(Records excerpted from a collection)

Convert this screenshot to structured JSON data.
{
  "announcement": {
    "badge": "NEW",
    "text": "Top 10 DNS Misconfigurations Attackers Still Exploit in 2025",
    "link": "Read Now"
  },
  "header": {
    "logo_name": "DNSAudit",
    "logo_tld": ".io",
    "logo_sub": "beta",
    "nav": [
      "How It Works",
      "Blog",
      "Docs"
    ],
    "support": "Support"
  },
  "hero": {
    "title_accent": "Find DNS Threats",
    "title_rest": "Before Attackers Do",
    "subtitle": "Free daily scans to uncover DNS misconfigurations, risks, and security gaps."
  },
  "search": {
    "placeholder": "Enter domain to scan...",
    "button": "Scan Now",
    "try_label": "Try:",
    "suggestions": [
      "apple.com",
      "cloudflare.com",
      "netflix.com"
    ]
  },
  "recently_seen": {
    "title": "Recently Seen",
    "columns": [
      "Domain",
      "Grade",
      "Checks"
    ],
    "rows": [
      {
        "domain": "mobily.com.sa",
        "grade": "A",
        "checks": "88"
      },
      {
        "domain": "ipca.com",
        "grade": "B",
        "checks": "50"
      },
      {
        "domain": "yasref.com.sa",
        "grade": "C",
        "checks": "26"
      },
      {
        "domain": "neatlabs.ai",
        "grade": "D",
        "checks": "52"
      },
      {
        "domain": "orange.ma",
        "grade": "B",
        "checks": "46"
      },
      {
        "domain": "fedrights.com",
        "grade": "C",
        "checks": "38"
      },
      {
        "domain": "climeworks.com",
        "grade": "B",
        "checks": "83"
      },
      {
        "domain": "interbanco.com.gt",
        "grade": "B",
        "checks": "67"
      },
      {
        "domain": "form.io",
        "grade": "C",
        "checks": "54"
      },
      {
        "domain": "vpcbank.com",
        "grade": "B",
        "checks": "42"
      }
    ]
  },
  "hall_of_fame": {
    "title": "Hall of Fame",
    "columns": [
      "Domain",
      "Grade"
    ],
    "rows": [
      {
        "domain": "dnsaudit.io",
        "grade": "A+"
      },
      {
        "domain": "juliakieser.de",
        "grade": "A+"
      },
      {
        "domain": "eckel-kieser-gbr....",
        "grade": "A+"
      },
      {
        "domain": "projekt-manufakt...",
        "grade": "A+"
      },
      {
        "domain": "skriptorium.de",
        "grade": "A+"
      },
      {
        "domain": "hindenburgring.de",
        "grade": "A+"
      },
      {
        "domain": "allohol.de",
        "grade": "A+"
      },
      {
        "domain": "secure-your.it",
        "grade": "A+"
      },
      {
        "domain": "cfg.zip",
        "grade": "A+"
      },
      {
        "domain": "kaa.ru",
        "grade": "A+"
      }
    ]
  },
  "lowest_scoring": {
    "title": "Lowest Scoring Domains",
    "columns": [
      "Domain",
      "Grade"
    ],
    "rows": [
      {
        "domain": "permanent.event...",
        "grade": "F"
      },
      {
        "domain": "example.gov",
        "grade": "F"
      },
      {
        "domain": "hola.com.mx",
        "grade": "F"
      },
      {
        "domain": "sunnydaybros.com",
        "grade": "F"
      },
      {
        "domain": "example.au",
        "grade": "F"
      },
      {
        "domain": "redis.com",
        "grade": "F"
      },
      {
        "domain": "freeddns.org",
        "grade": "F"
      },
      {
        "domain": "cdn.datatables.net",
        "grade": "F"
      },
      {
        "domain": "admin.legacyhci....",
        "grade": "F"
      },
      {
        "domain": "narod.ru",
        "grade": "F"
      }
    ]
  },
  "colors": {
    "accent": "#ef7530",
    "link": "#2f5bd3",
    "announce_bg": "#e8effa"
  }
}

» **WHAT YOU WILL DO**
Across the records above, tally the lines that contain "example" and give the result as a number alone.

» **COMPLETED TASK**
2